Chess Puzzle of the Week (97): Solution

Last week’s puzzle was taken from Aussie GM David Smerdon’s terrific new book The Complete Chess Swindler. My review will be published on British Chess News shortly.

This is Shirov-Kramnik (Groningen 1993). White’s attack has misfired and he didn’t fancy 18. Qh4 Nxg3 19. Bxe7 Nxf1 20. Bxd8 Qxe5 21. Bf1 Qe3+ 22. Kb1 Bc6 when Black stands better.

Instead he chose the queen sacrifice Bxh6, the move I asked you to evaluate last week.

The game concluded 18… Nxf4 19. Bxg7+ Kh7 20. Rxf4 Rg8 21. Rfg4 Rxg7 22. Rxg7+ Kh6 23. Rg8 Kh7 24. R8g7+ with a draw, but Kramnik had missed something.

He could have returned the queen with either 20… Qxc3 or 21… Qxc3, when taking with the pawn allows Ba3+, mating, while taking with the rook would have left him a piece ahead.

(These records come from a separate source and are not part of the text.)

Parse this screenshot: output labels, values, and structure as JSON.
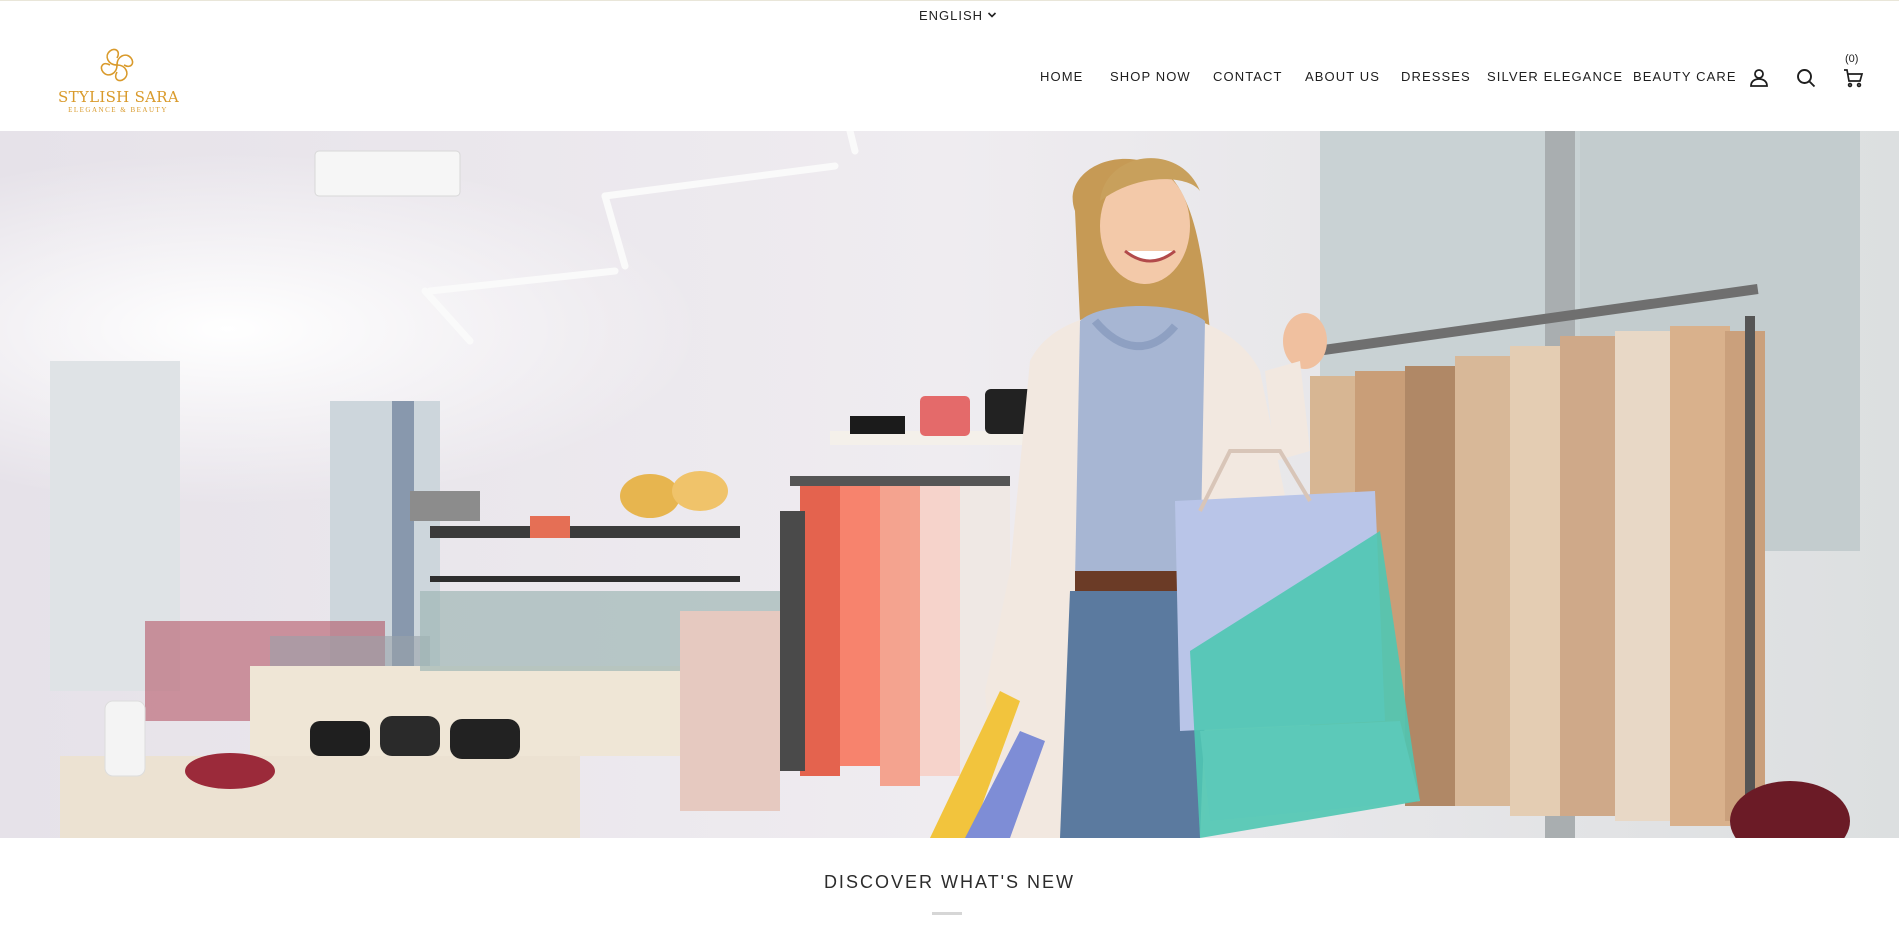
{
  "language": {
    "label": "ENGLISH"
  },
  "brand": {
    "name": "STYLISH SARA",
    "tagline": "ELEGANCE & BEAUTY",
    "color": "#d99a2b"
  },
  "nav": {
    "items": [
      {
        "label": "HOME"
      },
      {
        "label": "SHOP NOW"
      },
      {
        "label": "CONTACT"
      },
      {
        "label": "ABOUT US"
      },
      {
        "label": "DRESSES"
      },
      {
        "label": "SILVER ELEGANCE"
      },
      {
        "label": "BEAUTY CARE"
      }
    ],
    "icons": [
      "account-icon",
      "search-icon",
      "cart-icon"
    ],
    "cart_count": "(0)"
  },
  "hero": {
    "alt": "Smiling woman with shopping bags in a clothing boutique"
  },
  "section": {
    "title": "DISCOVER WHAT'S NEW"
  }
}
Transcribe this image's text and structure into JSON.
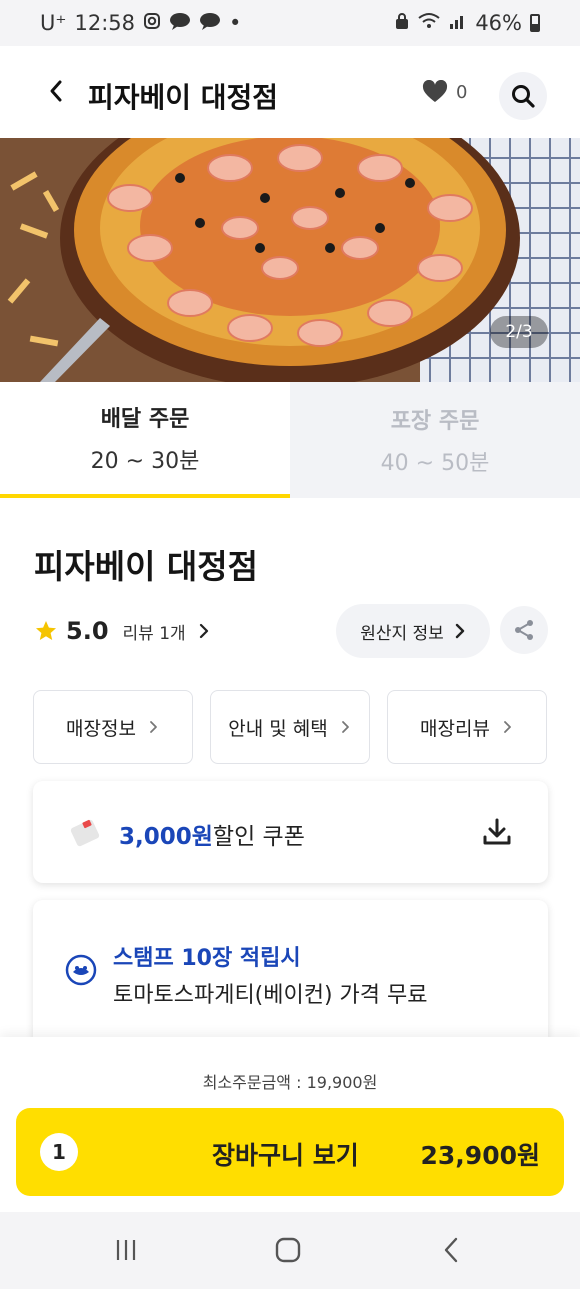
{
  "status_bar": {
    "carrier": "U⁺",
    "time": "12:58",
    "dot": "•",
    "battery": "46%"
  },
  "header": {
    "title": "피자베이 대정점",
    "like_count": "0"
  },
  "hero": {
    "page_indicator": "2/3"
  },
  "order_tabs": [
    {
      "label": "배달 주문",
      "time": "20 ~ 30분",
      "active": true
    },
    {
      "label": "포장 주문",
      "time": "40 ~ 50분",
      "active": false
    }
  ],
  "store": {
    "name": "피자베이 대정점",
    "rating": "5.0",
    "review_label": "리뷰 1개",
    "origin_label": "원산지 정보"
  },
  "info_buttons": [
    {
      "label": "매장정보"
    },
    {
      "label": "안내 및 혜택"
    },
    {
      "label": "매장리뷰"
    }
  ],
  "coupon": {
    "amount": "3,000원",
    "suffix": "할인 쿠폰"
  },
  "stamp": {
    "title": "스탬프 10장 적립시",
    "description": "토마토스파게티(베이컨) 가격 무료"
  },
  "order_bar": {
    "min_order": "최소주문금액 : 19,900원",
    "cart_count": "1",
    "cart_label": "장바구니 보기",
    "cart_total": "23,900원"
  },
  "colors": {
    "accent_yellow": "#ffde00",
    "tab_underline": "#ffd700",
    "link_blue": "#1a46b8",
    "star": "#f5c400"
  }
}
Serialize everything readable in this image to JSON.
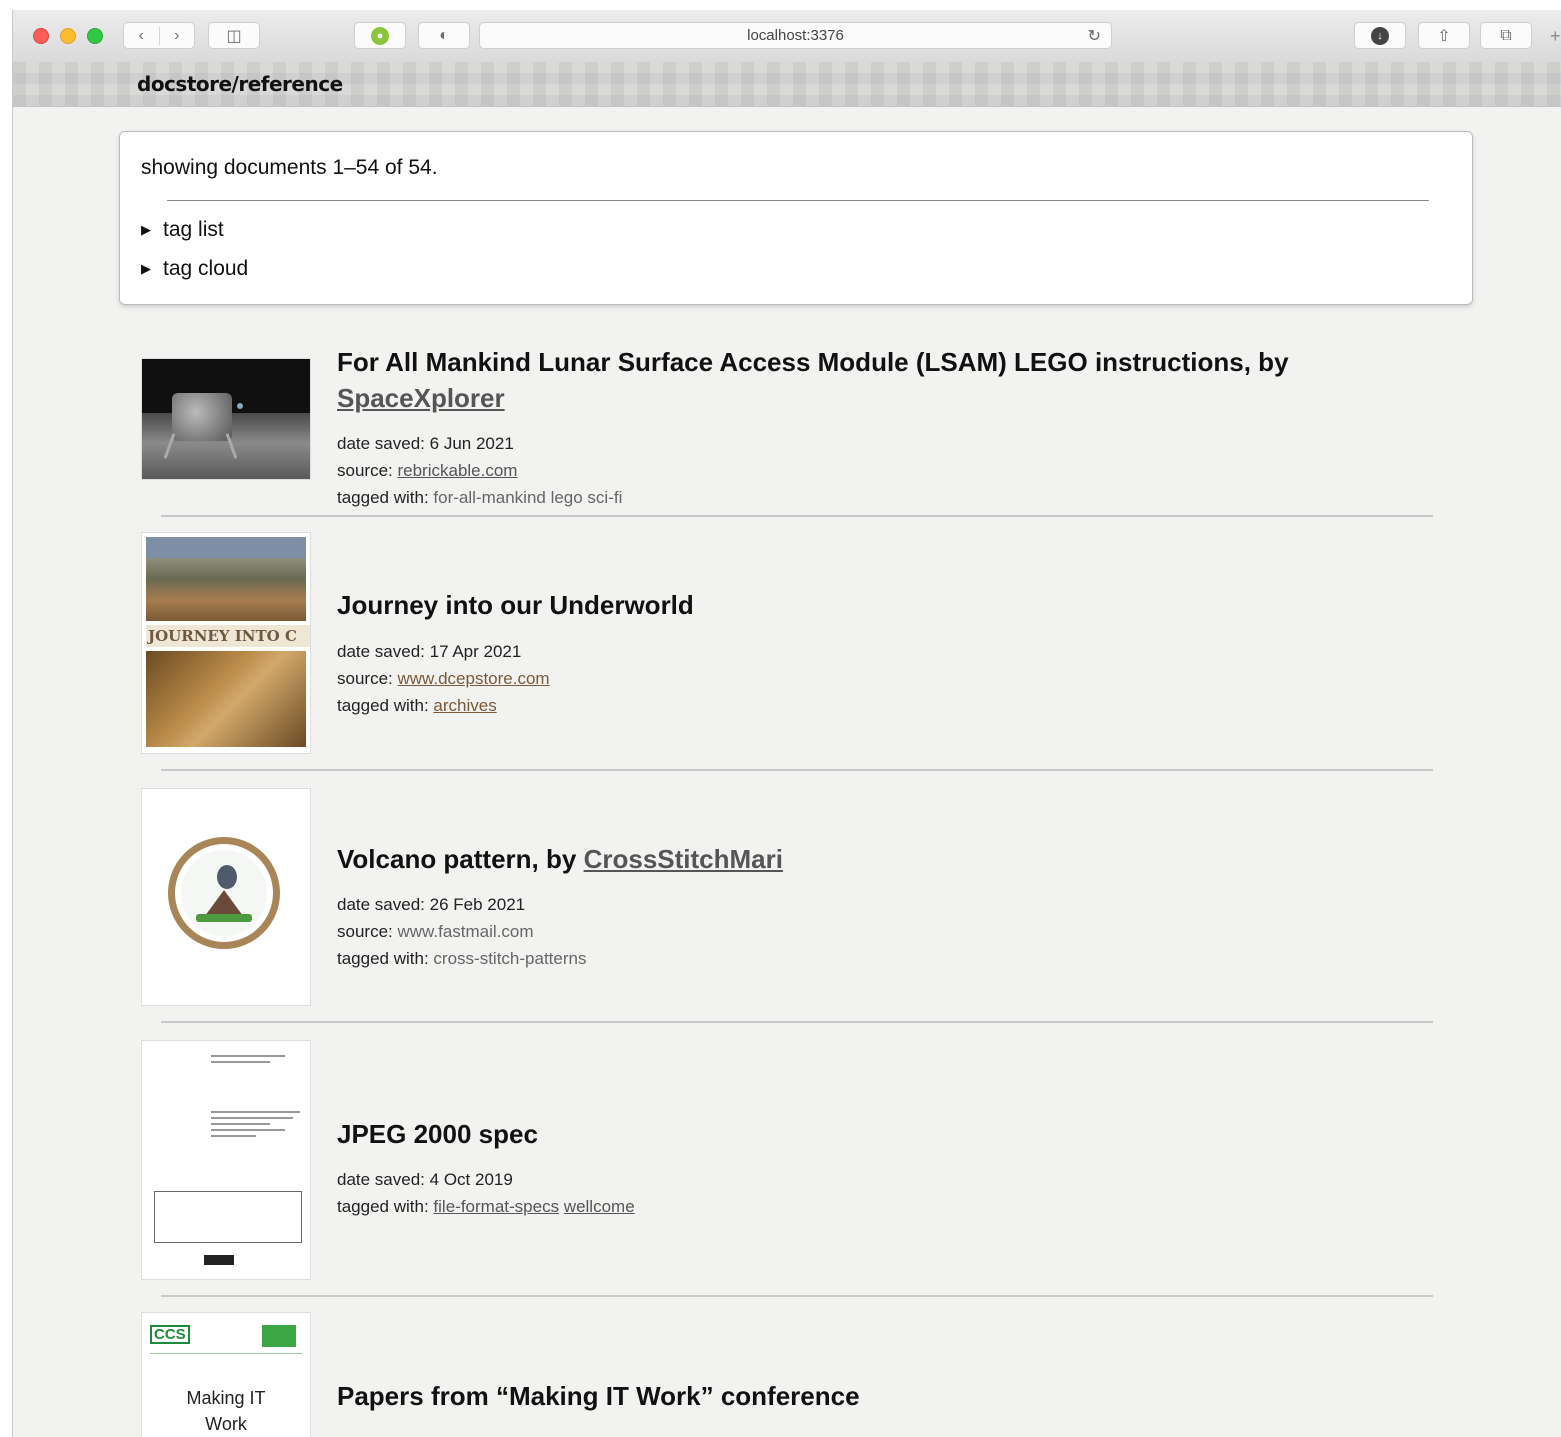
{
  "browser": {
    "url": "localhost:3376",
    "icons": {
      "back": "chevron-left-icon",
      "forward": "chevron-right-icon",
      "sidebar": "sidebar-icon",
      "extension": "extension-icon",
      "reader": "reader-icon",
      "reload": "reload-icon",
      "download": "download-icon",
      "share": "share-icon",
      "tabs": "tabs-icon",
      "new_tab": "plus-icon"
    }
  },
  "site": {
    "title": "docstore/reference"
  },
  "summary": {
    "text": "showing documents 1–54 of 54.",
    "disclosures": [
      "tag list",
      "tag cloud"
    ]
  },
  "documents": [
    {
      "title": "For All Mankind Lunar Surface Access Module (LSAM) LEGO instructions, by",
      "author": "SpaceXplorer",
      "date_label": "date saved:",
      "date": "6 Jun 2021",
      "source_label": "source:",
      "source": "rebrickable.com",
      "tags_label": "tagged with:",
      "tags": "for-all-mankind lego sci-fi"
    },
    {
      "title": "Journey into our Underworld",
      "date_label": "date saved:",
      "date": "17 Apr 2021",
      "source_label": "source:",
      "source": "www.dcepstore.com",
      "tags_label": "tagged with:",
      "tags": "archives",
      "thumb_text": "JOURNEY INTO C"
    },
    {
      "title_prefix": "Volcano pattern, by",
      "author": "CrossStitchMari",
      "date_label": "date saved:",
      "date": "26 Feb 2021",
      "source_label": "source:",
      "source": "www.fastmail.com",
      "tags_label": "tagged with:",
      "tags": "cross-stitch-patterns"
    },
    {
      "title": "JPEG 2000 spec",
      "date_label": "date saved:",
      "date": "4 Oct 2019",
      "tags_label": "tagged with:",
      "tags": [
        "file-format-specs",
        "wellcome"
      ]
    },
    {
      "title": "Papers from “Making IT Work” conference",
      "thumb_logo": "CCS",
      "thumb_text_1": "Making IT",
      "thumb_text_2": "Work"
    }
  ],
  "colors": {
    "page_bg": "#f2f2f1",
    "link": "#555555",
    "tag_link": "#7a5a3a"
  }
}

So the correct answer to my question is that Bxh6, even though it worked out over the board, should lose with best play. Whether or not it was the best practical chance is another matter. At what point, if at all, did Shirov see Qxc3?

Chess Puzzle of the Week (95): Solution

Last week’s puzzle was taken from In The Zone, a new book by the prolific Cyrus Lakdawala: you can read my review here.

This is taken from a game between Edmar Mednis and Bobby Fischer, played in the first round of the 1963-64 US Championship.

Mednis has a strong passed pawn and could have won here by playing 24. Rd5 Rxe7 25. dxe7 Nc6 26. Nd6 Nxe7 27. Nxc8, with two rooks and a knight against Fischer’s queen. Instead he traded queens with 24. Qg5, exactly the sort of pathetic move I would have played. Bobby eventually rounded up the d-pawn and won the ending – followed by his next ten games, finishing the tournament with an unprecedented 100% score.

If he’d lost this game, as he should have done, chess history might have been very different.

Many thanks to all who analysed and commented on Facebook – including two IMs!

Chess Puzzle of the Week (94): Solution

Last week I left you with this position from the Four Knights Game.

Black has several reasonable moves here: 8… Be7 is most natural and the engine choice, but a6, for example, would also be fine.

But 8… d6, which looks plausible, would be a fatal error after 9. Nc6 bxc6 10. Qxc6+ Bd7 11. Nxc7+ Ke7 12. Re1+ Be6 13. Nxa8

Very easy to miss over the board.

This was a position from the tactics trainer: in an online game Black played d6 and White missed the refutation.

Not so hard to solve, though, if you know there’s something there.

Chess Puzzle of the Week (93): Solution

Last week I left you with this Mate in 4 composed by Fritz Giegold.

Giegold’s problems offer a very attrative introduction to the world of chess composition. If you see his name above the diagram you should always start by looking at the most improbable move.

This one solves by 1. Qg2! (threat Qxf3#) 1… fxg2 2. Rg3! (threat Rc3#) and, however Black captures, White has 3. Ng8 and 4. Ne7#.

Well done if you managed to solve this without computer assistance.